* [Work required]: Where a line in the records holds "heading", count it once; return only the final number.

(Interface dataset entries)
━━━━━━━━

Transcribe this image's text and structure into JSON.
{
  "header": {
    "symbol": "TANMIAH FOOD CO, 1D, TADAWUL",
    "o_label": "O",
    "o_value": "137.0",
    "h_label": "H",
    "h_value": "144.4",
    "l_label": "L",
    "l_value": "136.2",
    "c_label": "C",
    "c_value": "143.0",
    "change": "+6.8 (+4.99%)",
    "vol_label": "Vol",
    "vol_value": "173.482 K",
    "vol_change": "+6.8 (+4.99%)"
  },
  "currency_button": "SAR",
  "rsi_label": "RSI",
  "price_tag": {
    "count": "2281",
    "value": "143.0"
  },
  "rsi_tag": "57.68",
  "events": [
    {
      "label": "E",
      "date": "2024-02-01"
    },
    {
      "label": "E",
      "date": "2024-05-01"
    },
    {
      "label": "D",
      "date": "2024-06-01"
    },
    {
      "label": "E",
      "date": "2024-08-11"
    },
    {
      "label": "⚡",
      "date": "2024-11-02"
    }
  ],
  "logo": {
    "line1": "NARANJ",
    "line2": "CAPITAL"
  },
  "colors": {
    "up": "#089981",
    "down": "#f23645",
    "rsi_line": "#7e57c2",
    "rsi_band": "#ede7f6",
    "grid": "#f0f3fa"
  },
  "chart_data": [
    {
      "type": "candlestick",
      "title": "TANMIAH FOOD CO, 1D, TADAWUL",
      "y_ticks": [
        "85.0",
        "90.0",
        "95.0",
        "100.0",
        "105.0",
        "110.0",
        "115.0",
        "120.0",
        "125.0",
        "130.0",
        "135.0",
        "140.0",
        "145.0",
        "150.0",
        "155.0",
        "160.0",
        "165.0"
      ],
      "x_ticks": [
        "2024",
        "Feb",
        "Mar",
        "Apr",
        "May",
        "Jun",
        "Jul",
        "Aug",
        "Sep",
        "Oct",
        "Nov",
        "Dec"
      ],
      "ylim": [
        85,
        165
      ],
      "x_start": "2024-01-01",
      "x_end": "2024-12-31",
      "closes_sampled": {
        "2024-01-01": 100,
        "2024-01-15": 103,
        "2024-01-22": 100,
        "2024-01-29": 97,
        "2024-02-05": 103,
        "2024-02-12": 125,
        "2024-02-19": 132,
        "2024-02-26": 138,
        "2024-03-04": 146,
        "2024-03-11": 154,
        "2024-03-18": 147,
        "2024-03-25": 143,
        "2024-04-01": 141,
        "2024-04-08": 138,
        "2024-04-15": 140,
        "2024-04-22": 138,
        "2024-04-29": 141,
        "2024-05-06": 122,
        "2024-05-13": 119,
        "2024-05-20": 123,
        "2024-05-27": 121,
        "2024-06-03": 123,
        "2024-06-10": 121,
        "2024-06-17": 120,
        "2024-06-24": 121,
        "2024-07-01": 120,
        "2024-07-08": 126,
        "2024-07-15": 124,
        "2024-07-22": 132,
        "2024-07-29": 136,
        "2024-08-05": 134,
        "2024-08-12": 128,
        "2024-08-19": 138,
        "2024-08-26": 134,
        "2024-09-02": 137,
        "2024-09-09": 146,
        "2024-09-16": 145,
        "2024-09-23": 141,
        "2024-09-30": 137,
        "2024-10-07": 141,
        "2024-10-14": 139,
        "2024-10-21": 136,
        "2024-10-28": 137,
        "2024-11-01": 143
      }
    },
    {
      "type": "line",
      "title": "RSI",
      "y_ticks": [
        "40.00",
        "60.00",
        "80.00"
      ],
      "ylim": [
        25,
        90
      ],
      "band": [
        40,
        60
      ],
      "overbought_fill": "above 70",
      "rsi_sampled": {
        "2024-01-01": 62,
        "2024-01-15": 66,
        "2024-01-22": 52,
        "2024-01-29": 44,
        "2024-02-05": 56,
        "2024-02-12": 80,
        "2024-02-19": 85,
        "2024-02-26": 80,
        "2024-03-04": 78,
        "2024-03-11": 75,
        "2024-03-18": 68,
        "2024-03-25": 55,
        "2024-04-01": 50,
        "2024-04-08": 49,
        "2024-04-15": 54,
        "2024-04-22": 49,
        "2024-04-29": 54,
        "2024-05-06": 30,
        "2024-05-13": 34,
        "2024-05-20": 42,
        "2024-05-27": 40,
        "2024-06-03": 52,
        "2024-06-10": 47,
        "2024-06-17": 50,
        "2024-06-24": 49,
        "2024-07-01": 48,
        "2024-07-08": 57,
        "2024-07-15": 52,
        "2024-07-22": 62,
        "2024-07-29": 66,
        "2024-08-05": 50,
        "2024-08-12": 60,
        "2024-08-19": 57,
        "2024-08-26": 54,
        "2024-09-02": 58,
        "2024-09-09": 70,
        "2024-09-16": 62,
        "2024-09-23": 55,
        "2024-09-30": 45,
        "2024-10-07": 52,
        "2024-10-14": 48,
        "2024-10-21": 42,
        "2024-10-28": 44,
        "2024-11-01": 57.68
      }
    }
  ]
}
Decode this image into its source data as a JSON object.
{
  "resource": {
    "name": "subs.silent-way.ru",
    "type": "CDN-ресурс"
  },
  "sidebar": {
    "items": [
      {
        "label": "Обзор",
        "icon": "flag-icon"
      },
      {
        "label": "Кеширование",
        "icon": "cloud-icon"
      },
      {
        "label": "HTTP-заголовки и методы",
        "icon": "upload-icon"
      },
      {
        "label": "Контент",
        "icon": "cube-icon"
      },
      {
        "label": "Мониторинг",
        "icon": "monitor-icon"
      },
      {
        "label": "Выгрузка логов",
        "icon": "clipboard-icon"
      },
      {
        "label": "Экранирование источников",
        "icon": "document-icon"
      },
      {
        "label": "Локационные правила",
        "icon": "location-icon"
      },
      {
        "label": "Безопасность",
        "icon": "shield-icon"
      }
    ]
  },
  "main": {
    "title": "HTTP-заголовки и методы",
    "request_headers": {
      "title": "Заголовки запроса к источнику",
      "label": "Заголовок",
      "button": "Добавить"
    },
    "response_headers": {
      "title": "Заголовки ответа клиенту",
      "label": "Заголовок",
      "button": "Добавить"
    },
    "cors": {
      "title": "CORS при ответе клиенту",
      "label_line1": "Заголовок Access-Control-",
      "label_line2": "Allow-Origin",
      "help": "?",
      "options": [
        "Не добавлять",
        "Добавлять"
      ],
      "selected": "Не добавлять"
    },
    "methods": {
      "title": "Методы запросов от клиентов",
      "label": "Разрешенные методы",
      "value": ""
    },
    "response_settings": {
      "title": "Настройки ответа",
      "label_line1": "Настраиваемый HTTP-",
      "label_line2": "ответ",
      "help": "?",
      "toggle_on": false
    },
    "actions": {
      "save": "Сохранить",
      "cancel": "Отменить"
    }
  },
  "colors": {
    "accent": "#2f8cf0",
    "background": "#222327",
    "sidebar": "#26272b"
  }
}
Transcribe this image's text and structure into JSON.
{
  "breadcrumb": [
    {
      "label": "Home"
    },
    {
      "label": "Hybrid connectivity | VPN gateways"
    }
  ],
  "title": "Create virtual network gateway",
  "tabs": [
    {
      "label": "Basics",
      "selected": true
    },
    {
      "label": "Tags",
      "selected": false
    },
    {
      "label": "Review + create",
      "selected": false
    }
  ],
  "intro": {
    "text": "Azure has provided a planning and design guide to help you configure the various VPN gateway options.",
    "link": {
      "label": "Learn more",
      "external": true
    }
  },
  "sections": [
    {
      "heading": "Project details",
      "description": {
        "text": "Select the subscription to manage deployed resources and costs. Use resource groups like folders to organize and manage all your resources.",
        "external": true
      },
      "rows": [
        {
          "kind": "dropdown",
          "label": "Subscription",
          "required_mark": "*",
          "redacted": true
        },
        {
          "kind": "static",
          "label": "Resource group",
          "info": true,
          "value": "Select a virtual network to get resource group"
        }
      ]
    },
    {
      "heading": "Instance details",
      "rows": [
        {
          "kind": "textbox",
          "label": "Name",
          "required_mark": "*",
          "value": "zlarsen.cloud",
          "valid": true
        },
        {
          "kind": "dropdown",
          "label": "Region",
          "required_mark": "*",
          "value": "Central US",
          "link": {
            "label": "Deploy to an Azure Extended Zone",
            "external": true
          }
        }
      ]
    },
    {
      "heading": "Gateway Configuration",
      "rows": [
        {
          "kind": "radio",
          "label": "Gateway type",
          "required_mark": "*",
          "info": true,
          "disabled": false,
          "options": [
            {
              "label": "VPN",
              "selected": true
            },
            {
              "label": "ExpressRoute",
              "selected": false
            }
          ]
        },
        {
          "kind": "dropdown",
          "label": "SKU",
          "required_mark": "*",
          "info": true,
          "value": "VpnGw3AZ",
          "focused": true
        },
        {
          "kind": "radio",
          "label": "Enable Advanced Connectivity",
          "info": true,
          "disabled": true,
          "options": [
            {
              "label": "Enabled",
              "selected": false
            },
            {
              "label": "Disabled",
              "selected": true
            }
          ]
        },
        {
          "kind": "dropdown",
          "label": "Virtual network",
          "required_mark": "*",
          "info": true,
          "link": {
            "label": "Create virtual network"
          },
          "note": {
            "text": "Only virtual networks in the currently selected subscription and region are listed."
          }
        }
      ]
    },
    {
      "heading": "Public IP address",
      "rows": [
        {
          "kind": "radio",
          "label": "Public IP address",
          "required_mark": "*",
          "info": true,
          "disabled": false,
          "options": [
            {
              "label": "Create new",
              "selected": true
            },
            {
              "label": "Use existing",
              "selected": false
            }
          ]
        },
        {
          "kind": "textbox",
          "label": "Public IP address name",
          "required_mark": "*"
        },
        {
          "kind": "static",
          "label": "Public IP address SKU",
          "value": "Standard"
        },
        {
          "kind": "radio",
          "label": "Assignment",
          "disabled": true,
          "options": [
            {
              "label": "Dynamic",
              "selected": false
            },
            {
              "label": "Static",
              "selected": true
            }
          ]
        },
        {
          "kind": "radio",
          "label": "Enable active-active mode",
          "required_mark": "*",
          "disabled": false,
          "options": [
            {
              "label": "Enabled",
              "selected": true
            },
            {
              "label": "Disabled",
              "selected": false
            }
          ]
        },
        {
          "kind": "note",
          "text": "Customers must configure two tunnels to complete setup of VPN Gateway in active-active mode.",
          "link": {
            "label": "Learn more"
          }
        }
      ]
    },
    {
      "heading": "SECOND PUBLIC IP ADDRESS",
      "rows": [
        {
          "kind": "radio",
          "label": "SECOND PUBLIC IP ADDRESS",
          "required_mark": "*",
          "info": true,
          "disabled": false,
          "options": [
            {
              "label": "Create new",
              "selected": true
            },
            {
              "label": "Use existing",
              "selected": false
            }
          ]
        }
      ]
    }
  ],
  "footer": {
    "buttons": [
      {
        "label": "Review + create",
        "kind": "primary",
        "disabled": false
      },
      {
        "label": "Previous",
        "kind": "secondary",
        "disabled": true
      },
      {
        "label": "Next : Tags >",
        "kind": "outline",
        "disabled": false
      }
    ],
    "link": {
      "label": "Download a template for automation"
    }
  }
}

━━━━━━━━

* [Solution]: 5